■ Required action
Look through the material below. Copy every line with the string "JSON" in it.

------------------------------------------------------------------------

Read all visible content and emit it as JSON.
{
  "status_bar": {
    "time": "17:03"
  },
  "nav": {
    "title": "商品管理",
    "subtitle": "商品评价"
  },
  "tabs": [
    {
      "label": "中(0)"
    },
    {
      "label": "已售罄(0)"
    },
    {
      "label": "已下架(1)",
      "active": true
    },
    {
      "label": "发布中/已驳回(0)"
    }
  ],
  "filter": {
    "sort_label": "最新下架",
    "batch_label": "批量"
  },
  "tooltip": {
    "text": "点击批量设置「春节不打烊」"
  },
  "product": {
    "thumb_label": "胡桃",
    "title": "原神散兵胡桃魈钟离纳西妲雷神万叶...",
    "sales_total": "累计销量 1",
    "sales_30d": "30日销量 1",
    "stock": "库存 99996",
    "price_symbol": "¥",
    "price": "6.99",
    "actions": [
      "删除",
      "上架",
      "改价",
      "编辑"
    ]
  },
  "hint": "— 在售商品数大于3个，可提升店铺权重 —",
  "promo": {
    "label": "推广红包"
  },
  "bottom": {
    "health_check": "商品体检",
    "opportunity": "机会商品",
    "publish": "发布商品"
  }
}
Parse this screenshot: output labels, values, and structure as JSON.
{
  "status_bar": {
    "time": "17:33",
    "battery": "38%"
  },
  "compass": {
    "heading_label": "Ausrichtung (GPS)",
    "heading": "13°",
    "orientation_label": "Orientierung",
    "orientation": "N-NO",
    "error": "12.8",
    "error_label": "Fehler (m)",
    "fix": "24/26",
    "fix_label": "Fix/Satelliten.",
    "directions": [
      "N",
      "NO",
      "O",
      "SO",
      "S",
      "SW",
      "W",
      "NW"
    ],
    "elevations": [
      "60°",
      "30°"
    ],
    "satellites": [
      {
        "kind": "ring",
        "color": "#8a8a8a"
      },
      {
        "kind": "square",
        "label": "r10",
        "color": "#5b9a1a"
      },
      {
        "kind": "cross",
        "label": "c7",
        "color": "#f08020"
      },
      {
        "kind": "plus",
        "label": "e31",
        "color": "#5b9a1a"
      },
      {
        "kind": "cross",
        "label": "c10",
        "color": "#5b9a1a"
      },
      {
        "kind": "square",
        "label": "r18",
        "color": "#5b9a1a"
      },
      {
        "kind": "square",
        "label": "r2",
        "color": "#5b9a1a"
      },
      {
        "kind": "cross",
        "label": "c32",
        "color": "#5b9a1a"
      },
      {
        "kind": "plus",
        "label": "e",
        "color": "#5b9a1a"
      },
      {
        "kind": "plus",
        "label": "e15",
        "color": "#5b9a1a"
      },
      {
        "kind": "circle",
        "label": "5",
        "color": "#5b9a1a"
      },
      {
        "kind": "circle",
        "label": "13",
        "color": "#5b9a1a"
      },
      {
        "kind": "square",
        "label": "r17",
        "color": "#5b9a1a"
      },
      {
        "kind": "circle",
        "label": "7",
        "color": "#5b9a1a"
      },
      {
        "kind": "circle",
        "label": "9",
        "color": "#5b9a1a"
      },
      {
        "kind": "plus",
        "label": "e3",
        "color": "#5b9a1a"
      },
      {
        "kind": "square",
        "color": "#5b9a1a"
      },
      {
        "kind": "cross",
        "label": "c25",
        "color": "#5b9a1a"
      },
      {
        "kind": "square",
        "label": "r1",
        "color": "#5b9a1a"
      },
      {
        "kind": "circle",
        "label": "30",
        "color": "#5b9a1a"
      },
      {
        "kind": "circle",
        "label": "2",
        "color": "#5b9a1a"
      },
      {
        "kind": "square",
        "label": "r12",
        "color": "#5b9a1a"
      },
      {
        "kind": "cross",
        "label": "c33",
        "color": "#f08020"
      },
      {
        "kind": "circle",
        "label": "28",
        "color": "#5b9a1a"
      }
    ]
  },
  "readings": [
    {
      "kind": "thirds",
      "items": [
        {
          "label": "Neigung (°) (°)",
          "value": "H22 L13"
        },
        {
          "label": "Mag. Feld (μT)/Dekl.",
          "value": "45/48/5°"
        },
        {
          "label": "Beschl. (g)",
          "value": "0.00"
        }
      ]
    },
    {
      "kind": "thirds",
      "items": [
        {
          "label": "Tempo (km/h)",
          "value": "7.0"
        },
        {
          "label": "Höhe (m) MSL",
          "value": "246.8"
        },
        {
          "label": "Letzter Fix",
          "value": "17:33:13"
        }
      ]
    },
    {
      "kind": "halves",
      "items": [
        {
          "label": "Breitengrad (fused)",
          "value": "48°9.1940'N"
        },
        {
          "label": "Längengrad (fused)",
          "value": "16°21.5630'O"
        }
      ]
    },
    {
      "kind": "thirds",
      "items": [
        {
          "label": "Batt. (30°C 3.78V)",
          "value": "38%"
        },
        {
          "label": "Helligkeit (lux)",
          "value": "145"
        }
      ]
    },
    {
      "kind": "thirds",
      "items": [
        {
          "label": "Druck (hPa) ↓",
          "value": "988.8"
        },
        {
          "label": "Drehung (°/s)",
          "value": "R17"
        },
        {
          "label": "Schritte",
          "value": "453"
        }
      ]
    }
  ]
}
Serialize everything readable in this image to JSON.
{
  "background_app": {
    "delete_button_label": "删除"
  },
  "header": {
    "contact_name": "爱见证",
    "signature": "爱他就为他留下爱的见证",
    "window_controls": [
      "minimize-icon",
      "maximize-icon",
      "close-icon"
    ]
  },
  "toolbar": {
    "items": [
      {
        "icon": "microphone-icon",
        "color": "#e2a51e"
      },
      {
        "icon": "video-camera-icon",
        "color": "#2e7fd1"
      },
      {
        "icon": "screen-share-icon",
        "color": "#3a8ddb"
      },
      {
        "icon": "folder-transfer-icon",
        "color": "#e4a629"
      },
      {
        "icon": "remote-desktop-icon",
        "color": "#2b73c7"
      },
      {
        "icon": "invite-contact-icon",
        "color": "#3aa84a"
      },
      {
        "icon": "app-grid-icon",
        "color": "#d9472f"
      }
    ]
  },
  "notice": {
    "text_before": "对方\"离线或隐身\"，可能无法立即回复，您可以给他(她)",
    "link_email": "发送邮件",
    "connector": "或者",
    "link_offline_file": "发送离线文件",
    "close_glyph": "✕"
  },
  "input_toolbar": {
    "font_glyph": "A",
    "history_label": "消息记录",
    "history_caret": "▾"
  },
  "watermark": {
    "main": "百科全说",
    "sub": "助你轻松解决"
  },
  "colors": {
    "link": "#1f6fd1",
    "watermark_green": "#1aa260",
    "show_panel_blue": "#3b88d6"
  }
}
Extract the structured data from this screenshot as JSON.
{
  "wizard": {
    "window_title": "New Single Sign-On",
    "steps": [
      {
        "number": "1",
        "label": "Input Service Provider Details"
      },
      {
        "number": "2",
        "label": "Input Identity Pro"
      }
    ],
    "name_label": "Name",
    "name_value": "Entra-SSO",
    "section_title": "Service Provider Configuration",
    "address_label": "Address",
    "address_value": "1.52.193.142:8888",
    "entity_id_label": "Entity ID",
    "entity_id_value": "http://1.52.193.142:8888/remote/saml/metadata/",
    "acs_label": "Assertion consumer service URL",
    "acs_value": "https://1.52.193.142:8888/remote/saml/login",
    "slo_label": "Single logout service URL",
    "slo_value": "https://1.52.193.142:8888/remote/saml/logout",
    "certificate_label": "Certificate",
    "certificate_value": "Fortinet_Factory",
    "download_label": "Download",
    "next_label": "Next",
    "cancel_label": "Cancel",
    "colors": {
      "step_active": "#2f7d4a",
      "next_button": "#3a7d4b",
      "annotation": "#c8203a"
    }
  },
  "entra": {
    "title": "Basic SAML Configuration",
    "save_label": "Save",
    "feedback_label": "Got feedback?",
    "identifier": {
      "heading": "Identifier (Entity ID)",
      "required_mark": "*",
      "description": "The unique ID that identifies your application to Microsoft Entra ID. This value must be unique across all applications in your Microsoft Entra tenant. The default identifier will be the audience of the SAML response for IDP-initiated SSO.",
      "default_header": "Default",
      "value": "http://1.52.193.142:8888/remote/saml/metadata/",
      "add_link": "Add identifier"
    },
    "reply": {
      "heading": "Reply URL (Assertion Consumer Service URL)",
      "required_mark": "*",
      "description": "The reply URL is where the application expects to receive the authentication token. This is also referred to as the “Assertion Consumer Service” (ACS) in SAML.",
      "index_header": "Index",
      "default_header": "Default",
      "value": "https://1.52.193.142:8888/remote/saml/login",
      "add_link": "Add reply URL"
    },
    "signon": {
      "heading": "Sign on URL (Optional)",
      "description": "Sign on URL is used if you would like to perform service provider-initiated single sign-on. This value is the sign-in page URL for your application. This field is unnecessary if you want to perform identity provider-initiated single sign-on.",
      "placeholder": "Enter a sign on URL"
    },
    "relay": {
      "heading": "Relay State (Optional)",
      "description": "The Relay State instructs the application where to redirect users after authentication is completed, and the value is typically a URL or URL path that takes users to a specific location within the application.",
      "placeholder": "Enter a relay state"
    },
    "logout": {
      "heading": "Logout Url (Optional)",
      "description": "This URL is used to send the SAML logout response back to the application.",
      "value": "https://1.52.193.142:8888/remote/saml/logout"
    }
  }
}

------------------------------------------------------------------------

■ Your response
Read all visible content and emit it as JSON.
Parse this screenshot: output labels, values, and structure as JSON.
Serialize everything readable in this image to JSON.
Extract the structured data from this screenshot as JSON.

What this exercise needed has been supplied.